My teachers presumed I should be filled with facts, much like a well-stuffed cabbage ready to be consumed by the cold, cruel world of experience that lay beyond my educational life. My system of note-taking was a testament to this cabbage stuffing. It was roughly based on the cuneiform writing of the ancient Sumerians. The notes were congeries of eel-like figures surrounded by mounds of interlocking ovals. I could always gauge my interest in a class by the intricacy of my drawings. If the cabbage stuffer was engaging, the accompanying artwork was generally sketchy. But if she was boring, the pages of my notebook would be filled with minutely detailed vistas. It took the Sumerians generations to develop their style. Mine took just 12 years of schooling. When I felt I couldn't decipher them, I called a Sumerian.
So it was with some apprehension that I agreed to try out for Jeopardy! last December. A line of 50 would-be contestants stretched up Sunset Boulevard. Some were riffling through a world almanac, others the Guinness Book of Essential Facts. Slung over one sailor's shoulder was a five-volume set on the British monarchs. I thought I recognized him from my 11th-grade chemistry class. He was the geek who used to raise his hand to say, "Weren't we supposed to have a quiz today?"
I sidled up beside a tall, droopy-looking guy whose sepulchral appearance reminded me of Floyd the Barber on the old Andy Griffith Show. He had a sparse mustache bristling across his upper lip, a Bob Dylan songbook under his arm and a T-shirt that said KLAATU BARADA NIKTO. "The phrase is from The Day the Earth Stood Still," he kindly explained. "It stopped the robot Gort from destroying our planet."
He asked if he could zap me with his best stuff. "Sure," I said. He reminded me to frame my answers in the form of questions.
"Geronimo's name meant this in Apache."
"What is, 'Kenneth, what's the frequency?' "
"Nope. Try, What is He Who Yawns?"
"That was my next guess."
"This Hall of Famer got his start in Hibbing, Minnesota."
"Who is Roger Maris?"
"Sorry. The answer is. Who is Bob Dylan? He's in the Rock and Roll Hall of Fame."

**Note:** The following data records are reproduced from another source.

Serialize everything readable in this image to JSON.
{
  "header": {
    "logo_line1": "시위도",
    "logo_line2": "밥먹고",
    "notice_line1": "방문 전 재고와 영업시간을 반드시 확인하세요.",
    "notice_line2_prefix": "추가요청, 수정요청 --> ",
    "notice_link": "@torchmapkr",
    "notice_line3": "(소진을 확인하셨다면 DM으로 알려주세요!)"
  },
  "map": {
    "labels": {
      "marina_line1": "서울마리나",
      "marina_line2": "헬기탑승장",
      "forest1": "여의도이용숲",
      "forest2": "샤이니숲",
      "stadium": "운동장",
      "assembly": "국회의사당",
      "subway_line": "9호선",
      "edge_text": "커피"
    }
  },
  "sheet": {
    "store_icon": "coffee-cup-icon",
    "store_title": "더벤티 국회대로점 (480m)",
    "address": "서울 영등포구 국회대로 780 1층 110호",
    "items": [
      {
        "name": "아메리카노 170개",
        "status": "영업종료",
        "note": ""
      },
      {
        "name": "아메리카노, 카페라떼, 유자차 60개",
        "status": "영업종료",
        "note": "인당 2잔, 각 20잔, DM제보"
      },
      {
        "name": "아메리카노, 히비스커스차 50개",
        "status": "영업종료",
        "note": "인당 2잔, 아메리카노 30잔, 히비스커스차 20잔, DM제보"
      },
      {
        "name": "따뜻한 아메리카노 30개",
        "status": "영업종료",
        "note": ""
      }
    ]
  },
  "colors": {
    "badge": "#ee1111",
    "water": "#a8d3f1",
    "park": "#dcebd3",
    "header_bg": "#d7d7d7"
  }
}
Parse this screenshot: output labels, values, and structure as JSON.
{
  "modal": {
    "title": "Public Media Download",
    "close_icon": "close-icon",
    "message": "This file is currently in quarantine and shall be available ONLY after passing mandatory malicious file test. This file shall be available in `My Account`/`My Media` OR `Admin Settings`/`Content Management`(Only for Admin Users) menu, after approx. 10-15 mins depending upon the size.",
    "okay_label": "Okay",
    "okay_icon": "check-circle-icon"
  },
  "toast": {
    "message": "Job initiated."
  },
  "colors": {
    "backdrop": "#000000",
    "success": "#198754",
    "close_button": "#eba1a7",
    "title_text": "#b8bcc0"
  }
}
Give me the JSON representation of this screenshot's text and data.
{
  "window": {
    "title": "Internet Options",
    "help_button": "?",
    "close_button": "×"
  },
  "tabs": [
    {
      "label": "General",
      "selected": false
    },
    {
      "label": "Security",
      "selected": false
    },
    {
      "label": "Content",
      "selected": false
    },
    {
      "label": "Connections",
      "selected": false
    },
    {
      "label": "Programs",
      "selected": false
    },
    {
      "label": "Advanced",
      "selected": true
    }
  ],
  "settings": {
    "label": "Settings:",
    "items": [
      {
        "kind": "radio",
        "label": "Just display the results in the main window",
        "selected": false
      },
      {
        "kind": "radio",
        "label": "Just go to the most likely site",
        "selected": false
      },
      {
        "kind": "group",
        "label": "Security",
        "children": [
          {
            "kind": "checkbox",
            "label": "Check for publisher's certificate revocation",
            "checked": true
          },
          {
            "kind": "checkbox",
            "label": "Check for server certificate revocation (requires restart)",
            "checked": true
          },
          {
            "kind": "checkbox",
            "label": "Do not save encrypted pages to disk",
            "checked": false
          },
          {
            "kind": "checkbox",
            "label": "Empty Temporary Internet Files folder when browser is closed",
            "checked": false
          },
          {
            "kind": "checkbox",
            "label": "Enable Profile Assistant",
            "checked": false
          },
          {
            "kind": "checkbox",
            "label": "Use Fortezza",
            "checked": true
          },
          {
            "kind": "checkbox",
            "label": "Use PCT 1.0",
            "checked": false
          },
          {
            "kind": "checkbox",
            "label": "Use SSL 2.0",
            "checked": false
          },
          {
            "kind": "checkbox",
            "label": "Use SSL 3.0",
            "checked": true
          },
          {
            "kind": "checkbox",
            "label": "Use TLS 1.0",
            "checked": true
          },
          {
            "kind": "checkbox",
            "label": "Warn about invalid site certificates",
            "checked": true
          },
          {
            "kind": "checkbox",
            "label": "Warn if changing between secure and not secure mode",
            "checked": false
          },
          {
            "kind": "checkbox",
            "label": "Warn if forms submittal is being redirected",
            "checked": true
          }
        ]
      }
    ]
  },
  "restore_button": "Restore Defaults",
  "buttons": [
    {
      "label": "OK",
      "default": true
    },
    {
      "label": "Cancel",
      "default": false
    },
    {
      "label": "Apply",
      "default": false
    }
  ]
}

We were shepherded into a large studio and handed blank exam forms. I sat next to Floyd. I figured something might rub off.
"This is the general knowledge test," he whispered. "Fifty questions. If you pass, they put you through a mock game of Jeopardy Hi you make that cut, there's still a charisma test."
"How much general knowledge do I have to know?" I asked.
"What's a lot?"
The questions appeared on a TV monitor as Trebek's disembodied voice read along. I felt as if I were taking a midterm in a class I'd forgotten to attend.
"What is the only female animal that has antlers?"
"Who wrote the novel on which Carmen is based?"
"What's the name of Isaac Newton's dog?"
Right about then I drifted off. I was shaken from my reverie by Floyd. "It's all over now. Baby Blue," he hissed. Dylan again. Floyd passed me his sheet. Every blank was filled in; some answers were even annotated.
I looked down at my own sheet. The doodling along the margins suggested a convention of M&M's. I didn't even bother to stick around for the results.
I began feeling a little hungry. Thinking of M&M's has that effect on me. I walked to the Mexican cantina across the street.
"What is a panucho?" I asked the waitress.
"Is that a question or an answer?" she snapped.
Just as I got up to leave, Floyd shuffled in. His head was down, his shoes scraped the floor.
"How did it go?" I inquired.
"Terrible," he drawled in a sleepy singsong, "just terrible."
"But you knew most of the answers!"
"Most of the answers? I knew all the answers. I pressed the buzzer before anyone else. But they told me I wasn't loud enough. They said I wasn't lively. It just isn't fair. I spent months preparing, and I lose on personality."
I shook my head at the injustice of it.
"It's like Dylan says," he said. "The answer is blowin' in the wind."
I waited a moment before asking, "Could you rephrase that in the form of a question?"